* [WHAT IS BEING ASKED]
For this exercise, return all the data exactly as it stands.

:: GIVEN ENTRIES ::

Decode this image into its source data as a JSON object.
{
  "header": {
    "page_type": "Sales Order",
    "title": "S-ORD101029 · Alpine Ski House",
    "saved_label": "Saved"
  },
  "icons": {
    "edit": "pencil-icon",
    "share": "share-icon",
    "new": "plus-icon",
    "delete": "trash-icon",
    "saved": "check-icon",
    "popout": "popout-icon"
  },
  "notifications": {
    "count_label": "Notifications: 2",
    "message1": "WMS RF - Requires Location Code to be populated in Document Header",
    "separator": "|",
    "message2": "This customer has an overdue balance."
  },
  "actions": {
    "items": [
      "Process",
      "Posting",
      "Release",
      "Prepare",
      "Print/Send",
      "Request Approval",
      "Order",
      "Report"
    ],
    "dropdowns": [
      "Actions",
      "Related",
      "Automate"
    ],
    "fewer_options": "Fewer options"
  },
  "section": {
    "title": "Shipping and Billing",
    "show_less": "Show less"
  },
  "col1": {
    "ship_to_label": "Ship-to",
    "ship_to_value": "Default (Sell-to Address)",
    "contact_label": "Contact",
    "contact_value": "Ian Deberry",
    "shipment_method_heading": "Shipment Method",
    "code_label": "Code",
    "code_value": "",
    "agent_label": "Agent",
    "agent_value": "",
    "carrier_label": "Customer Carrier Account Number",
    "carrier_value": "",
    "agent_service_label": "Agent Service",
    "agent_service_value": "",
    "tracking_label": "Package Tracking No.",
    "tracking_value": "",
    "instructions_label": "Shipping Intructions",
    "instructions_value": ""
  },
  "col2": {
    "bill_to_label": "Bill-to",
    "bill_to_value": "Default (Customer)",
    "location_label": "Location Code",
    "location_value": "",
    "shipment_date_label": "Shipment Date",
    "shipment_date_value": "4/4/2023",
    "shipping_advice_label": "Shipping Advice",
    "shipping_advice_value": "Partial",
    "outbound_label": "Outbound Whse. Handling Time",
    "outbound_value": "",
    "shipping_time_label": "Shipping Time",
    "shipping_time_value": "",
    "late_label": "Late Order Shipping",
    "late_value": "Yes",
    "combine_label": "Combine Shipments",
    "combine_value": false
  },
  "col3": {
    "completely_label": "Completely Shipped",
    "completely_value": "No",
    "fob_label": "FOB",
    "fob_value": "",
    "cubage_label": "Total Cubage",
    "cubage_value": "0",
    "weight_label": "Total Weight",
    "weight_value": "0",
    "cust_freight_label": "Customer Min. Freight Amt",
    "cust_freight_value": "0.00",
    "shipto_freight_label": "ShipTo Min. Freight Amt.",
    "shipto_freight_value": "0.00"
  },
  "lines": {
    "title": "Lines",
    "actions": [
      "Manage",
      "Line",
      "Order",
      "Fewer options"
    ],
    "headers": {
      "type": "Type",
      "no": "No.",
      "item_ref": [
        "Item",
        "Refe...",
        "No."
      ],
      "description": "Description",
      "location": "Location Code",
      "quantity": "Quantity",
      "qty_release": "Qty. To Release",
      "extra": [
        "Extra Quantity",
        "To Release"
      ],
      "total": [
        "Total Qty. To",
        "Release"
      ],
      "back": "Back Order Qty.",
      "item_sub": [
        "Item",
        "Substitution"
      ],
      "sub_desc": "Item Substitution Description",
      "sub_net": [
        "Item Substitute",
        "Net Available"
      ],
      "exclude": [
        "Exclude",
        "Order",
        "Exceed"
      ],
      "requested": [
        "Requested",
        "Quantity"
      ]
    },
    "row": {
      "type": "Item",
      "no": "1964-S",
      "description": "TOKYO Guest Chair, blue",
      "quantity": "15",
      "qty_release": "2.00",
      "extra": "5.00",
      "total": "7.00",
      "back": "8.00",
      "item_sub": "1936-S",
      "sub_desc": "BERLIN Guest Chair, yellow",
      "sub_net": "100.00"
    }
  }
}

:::

* [THE COMPLETED TASK]
Decode this image into its source data as a JSON object.
{
  "header": {
    "page_type": "Sales Order",
    "title": "S-ORD101029 · Alpine Ski House",
    "saved_label": "Saved"
  },
  "icons": {
    "edit": "pencil-icon",
    "share": "share-icon",
    "new": "plus-icon",
    "delete": "trash-icon",
    "saved": "check-icon",
    "popout": "popout-icon"
  },
  "notifications": {
    "count_label": "Notifications: 2",
    "message1": "WMS RF - Requires Location Code to be populated in Document Header",
    "separator": "|",
    "message2": "This customer has an overdue balance."
  },
  "actions": {
    "items": [
      "Process",
      "Posting",
      "Release",
      "Prepare",
      "Print/Send",
      "Request Approval",
      "Order",
      "Report"
    ],
    "dropdowns": [
      "Actions",
      "Related",
      "Automate"
    ],
    "fewer_options": "Fewer options"
  },
  "section": {
    "title": "Shipping and Billing",
    "show_less": "Show less"
  },
  "col1": {
    "ship_to_label": "Ship-to",
    "ship_to_value": "Default (Sell-to Address)",
    "contact_label": "Contact",
    "contact_value": "Ian Deberry",
    "shipment_method_heading": "Shipment Method",
    "code_label": "Code",
    "code_value": "",
    "agent_label": "Agent",
    "agent_value": "",
    "carrier_label": "Customer Carrier Account Number",
    "carrier_value": "",
    "agent_service_label": "Agent Service",
    "agent_service_value": "",
    "tracking_label": "Package Tracking No.",
    "tracking_value": "",
    "instructions_label": "Shipping Intructions",
    "instructions_value": ""
  },
  "col2": {
    "bill_to_label": "Bill-to",
    "bill_to_value": "Default (Customer)",
    "location_label": "Location Code",
    "location_value": "",
    "shipment_date_label": "Shipment Date",
    "shipment_date_value": "4/4/2023",
    "shipping_advice_label": "Shipping Advice",
    "shipping_advice_value": "Partial",
    "outbound_label": "Outbound Whse. Handling Time",
    "outbound_value": "",
    "shipping_time_label": "Shipping Time",
    "shipping_time_value": "",
    "late_label": "Late Order Shipping",
    "late_value": "Yes",
    "combine_label": "Combine Shipments",
    "combine_value": false
  },
  "col3": {
    "completely_label": "Completely Shipped",
    "completely_value": "No",
    "fob_label": "FOB",
    "fob_value": "",
    "cubage_label": "Total Cubage",
    "cubage_value": "0",
    "weight_label": "Total Weight",
    "weight_value": "0",
    "cust_freight_label": "Customer Min. Freight Amt",
    "cust_freight_value": "0.00",
    "shipto_freight_label": "ShipTo Min. Freight Amt.",
    "shipto_freight_value": "0.00"
  },
  "lines": {
    "title": "Lines",
    "actions": [
      "Manage",
      "Line",
      "Order",
      "Fewer options"
    ],
    "headers": {
      "type": "Type",
      "no": "No.",
      "item_ref": [
        "Item",
        "Refe...",
        "No."
      ],
      "description": "Description",
      "location": "Location Code",
      "quantity": "Quantity",
      "qty_release": "Qty. To Release",
      "extra": [
        "Extra Quantity",
        "To Release"
      ],
      "total": [
        "Total Qty. To",
        "Release"
      ],
      "back": "Back Order Qty.",
      "item_sub": [
        "Item",
        "Substitution"
      ],
      "sub_desc": "Item Substitution Description",
      "sub_net": [
        "Item Substitute",
        "Net Available"
      ],
      "exclude": [
        "Exclude",
        "Order",
        "Exceed"
      ],
      "requested": [
        "Requested",
        "Quantity"
      ]
    },
    "row": {
      "type": "Item",
      "no": "1964-S",
      "description": "TOKYO Guest Chair, blue",
      "quantity": "15",
      "qty_release": "2.00",
      "extra": "5.00",
      "total": "7.00",
      "back": "8.00",
      "item_sub": "1936-S",
      "sub_desc": "BERLIN Guest Chair, yellow",
      "sub_net": "100.00"
    }
  }
}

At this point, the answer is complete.